(Data records for software interfaces)
....

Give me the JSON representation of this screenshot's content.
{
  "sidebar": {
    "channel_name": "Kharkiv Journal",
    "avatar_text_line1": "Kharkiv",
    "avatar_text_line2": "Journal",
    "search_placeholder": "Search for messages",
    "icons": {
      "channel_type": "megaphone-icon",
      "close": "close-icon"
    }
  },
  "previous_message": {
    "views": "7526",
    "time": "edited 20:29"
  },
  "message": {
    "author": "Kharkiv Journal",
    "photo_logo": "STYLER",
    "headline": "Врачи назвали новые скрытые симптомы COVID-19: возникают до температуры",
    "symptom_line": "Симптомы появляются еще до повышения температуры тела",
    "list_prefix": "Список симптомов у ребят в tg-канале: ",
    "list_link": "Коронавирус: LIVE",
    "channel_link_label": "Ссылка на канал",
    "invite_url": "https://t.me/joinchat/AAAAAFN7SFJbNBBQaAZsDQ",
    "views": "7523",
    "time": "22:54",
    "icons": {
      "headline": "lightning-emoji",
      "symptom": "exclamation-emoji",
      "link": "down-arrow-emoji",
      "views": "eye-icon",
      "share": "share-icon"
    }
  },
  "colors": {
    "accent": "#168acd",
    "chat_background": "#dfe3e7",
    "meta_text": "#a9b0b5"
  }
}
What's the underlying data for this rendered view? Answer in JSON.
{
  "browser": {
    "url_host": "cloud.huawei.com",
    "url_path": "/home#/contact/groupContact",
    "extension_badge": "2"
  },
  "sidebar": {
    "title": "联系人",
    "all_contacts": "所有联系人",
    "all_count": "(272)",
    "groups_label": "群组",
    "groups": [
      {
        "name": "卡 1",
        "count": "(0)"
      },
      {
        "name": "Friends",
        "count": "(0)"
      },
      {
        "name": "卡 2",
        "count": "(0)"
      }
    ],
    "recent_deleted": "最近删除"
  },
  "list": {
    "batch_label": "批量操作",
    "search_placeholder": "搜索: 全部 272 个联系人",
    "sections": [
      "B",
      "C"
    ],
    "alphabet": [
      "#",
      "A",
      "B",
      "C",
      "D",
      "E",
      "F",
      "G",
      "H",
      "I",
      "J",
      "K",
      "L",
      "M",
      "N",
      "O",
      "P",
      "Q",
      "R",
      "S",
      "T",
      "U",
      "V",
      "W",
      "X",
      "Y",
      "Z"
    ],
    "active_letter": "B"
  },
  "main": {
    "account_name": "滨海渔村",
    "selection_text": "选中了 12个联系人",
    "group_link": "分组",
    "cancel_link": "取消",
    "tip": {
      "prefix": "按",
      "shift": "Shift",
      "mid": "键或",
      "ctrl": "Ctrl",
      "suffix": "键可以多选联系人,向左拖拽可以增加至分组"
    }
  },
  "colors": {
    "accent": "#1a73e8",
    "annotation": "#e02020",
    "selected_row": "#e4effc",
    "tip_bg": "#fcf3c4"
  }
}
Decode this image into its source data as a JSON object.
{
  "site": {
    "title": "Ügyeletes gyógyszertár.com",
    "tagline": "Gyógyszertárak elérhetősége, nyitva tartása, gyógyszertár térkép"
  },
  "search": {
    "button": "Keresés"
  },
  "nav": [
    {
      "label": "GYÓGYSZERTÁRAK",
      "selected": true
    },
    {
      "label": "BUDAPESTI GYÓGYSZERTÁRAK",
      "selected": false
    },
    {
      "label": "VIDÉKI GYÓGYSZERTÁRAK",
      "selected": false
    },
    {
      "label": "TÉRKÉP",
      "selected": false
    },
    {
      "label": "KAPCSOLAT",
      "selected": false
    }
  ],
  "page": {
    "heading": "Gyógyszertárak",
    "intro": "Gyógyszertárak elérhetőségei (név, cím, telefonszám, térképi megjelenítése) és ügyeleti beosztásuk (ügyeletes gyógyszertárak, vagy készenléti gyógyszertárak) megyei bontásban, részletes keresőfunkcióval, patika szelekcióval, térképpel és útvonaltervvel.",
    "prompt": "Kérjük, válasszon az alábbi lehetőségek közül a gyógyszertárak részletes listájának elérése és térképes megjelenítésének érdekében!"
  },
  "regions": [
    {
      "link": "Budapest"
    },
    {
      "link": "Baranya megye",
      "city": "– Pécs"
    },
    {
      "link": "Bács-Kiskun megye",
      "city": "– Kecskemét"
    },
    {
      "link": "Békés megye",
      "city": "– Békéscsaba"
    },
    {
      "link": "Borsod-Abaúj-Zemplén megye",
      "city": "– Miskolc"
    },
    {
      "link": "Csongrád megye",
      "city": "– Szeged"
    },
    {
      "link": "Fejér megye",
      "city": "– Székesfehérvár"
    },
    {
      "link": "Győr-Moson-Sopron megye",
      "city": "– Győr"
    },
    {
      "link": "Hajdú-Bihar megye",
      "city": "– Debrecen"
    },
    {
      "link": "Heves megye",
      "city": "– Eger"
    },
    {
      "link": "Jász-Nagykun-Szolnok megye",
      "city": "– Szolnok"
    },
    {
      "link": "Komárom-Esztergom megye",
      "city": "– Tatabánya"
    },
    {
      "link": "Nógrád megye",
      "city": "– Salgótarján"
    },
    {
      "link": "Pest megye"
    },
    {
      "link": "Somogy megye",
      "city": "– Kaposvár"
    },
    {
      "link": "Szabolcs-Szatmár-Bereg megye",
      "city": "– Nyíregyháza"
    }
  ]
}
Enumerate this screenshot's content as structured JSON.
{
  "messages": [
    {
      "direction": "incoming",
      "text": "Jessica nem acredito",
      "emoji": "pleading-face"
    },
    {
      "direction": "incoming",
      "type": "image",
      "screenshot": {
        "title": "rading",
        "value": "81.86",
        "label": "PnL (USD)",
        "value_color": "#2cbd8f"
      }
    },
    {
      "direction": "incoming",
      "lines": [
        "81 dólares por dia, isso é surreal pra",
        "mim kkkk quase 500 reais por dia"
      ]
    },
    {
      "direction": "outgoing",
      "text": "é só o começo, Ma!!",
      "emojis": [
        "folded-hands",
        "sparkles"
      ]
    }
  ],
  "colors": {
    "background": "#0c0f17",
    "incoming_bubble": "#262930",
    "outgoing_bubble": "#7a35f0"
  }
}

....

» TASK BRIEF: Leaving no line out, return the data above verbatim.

» RESPONSE TO THIS TASK:
Give me the JSON representation of this screenshot's content.
{
  "sidebar": {
    "channel_name": "Kharkiv Journal",
    "avatar_text_line1": "Kharkiv",
    "avatar_text_line2": "Journal",
    "search_placeholder": "Search for messages",
    "icons": {
      "channel_type": "megaphone-icon",
      "close": "close-icon"
    }
  },
  "previous_message": {
    "views": "7526",
    "time": "edited 20:29"
  },
  "message": {
    "author": "Kharkiv Journal",
    "photo_logo": "STYLER",
    "headline": "Врачи назвали новые скрытые симптомы COVID-19: возникают до температуры",
    "symptom_line": "Симптомы появляются еще до повышения температуры тела",
    "list_prefix": "Список симптомов у ребят в tg-канале: ",
    "list_link": "Коронавирус: LIVE",
    "channel_link_label": "Ссылка на канал",
    "invite_url": "https://t.me/joinchat/AAAAAFN7SFJbNBBQaAZsDQ",
    "views": "7523",
    "time": "22:54",
    "icons": {
      "headline": "lightning-emoji",
      "symptom": "exclamation-emoji",
      "link": "down-arrow-emoji",
      "views": "eye-icon",
      "share": "share-icon"
    }
  },
  "colors": {
    "accent": "#168acd",
    "chat_background": "#dfe3e7",
    "meta_text": "#a9b0b5"
  }
}
What's the underlying data for this rendered view? Answer in JSON.
{
  "browser": {
    "url_host": "cloud.huawei.com",
    "url_path": "/home#/contact/groupContact",
    "extension_badge": "2"
  },
  "sidebar": {
    "title": "联系人",
    "all_contacts": "所有联系人",
    "all_count": "(272)",
    "groups_label": "群组",
    "groups": [
      {
        "name": "卡 1",
        "count": "(0)"
      },
      {
        "name": "Friends",
        "count": "(0)"
      },
      {
        "name": "卡 2",
        "count": "(0)"
      }
    ],
    "recent_deleted": "最近删除"
  },
  "list": {
    "batch_label": "批量操作",
    "search_placeholder": "搜索: 全部 272 个联系人",
    "sections": [
      "B",
      "C"
    ],
    "alphabet": [
      "#",
      "A",
      "B",
      "C",
      "D",
      "E",
      "F",
      "G",
      "H",
      "I",
      "J",
      "K",
      "L",
      "M",
      "N",
      "O",
      "P",
      "Q",
      "R",
      "S",
      "T",
      "U",
      "V",
      "W",
      "X",
      "Y",
      "Z"
    ],
    "active_letter": "B"
  },
  "main": {
    "account_name": "滨海渔村",
    "selection_text": "选中了 12个联系人",
    "group_link": "分组",
    "cancel_link": "取消",
    "tip": {
      "prefix": "按",
      "shift": "Shift",
      "mid": "键或",
      "ctrl": "Ctrl",
      "suffix": "键可以多选联系人,向左拖拽可以增加至分组"
    }
  },
  "colors": {
    "accent": "#1a73e8",
    "annotation": "#e02020",
    "selected_row": "#e4effc",
    "tip_bg": "#fcf3c4"
  }
}
Decode this image into its source data as a JSON object.
{
  "site": {
    "title": "Ügyeletes gyógyszertár.com",
    "tagline": "Gyógyszertárak elérhetősége, nyitva tartása, gyógyszertár térkép"
  },
  "search": {
    "button": "Keresés"
  },
  "nav": [
    {
      "label": "GYÓGYSZERTÁRAK",
      "selected": true
    },
    {
      "label": "BUDAPESTI GYÓGYSZERTÁRAK",
      "selected": false
    },
    {
      "label": "VIDÉKI GYÓGYSZERTÁRAK",
      "selected": false
    },
    {
      "label": "TÉRKÉP",
      "selected": false
    },
    {
      "label": "KAPCSOLAT",
      "selected": false
    }
  ],
  "page": {
    "heading": "Gyógyszertárak",
    "intro": "Gyógyszertárak elérhetőségei (név, cím, telefonszám, térképi megjelenítése) és ügyeleti beosztásuk (ügyeletes gyógyszertárak, vagy készenléti gyógyszertárak) megyei bontásban, részletes keresőfunkcióval, patika szelekcióval, térképpel és útvonaltervvel.",
    "prompt": "Kérjük, válasszon az alábbi lehetőségek közül a gyógyszertárak részletes listájának elérése és térképes megjelenítésének érdekében!"
  },
  "regions": [
    {
      "link": "Budapest"
    },
    {
      "link": "Baranya megye",
      "city": "– Pécs"
    },
    {
      "link": "Bács-Kiskun megye",
      "city": "– Kecskemét"
    },
    {
      "link": "Békés megye",
      "city": "– Békéscsaba"
    },
    {
      "link": "Borsod-Abaúj-Zemplén megye",
      "city": "– Miskolc"
    },
    {
      "link": "Csongrád megye",
      "city": "– Szeged"
    },
    {
      "link": "Fejér megye",
      "city": "– Székesfehérvár"
    },
    {
      "link": "Győr-Moson-Sopron megye",
      "city": "– Győr"
    },
    {
      "link": "Hajdú-Bihar megye",
      "city": "– Debrecen"
    },
    {
      "link": "Heves megye",
      "city": "– Eger"
    },
    {
      "link": "Jász-Nagykun-Szolnok megye",
      "city": "– Szolnok"
    },
    {
      "link": "Komárom-Esztergom megye",
      "city": "– Tatabánya"
    },
    {
      "link": "Nógrád megye",
      "city": "– Salgótarján"
    },
    {
      "link": "Pest megye"
    },
    {
      "link": "Somogy megye",
      "city": "– Kaposvár"
    },
    {
      "link": "Szabolcs-Szatmár-Bereg megye",
      "city": "– Nyíregyháza"
    }
  ]
}
Enumerate this screenshot's content as structured JSON.
{
  "messages": [
    {
      "direction": "incoming",
      "text": "Jessica nem acredito",
      "emoji": "pleading-face"
    },
    {
      "direction": "incoming",
      "type": "image",
      "screenshot": {
        "title": "rading",
        "value": "81.86",
        "label": "PnL (USD)",
        "value_color": "#2cbd8f"
      }
    },
    {
      "direction": "incoming",
      "lines": [
        "81 dólares por dia, isso é surreal pra",
        "mim kkkk quase 500 reais por dia"
      ]
    },
    {
      "direction": "outgoing",
      "text": "é só o começo, Ma!!",
      "emojis": [
        "folded-hands",
        "sparkles"
      ]
    }
  ],
  "colors": {
    "background": "#0c0f17",
    "incoming_bubble": "#262930",
    "outgoing_bubble": "#7a35f0"
  }
}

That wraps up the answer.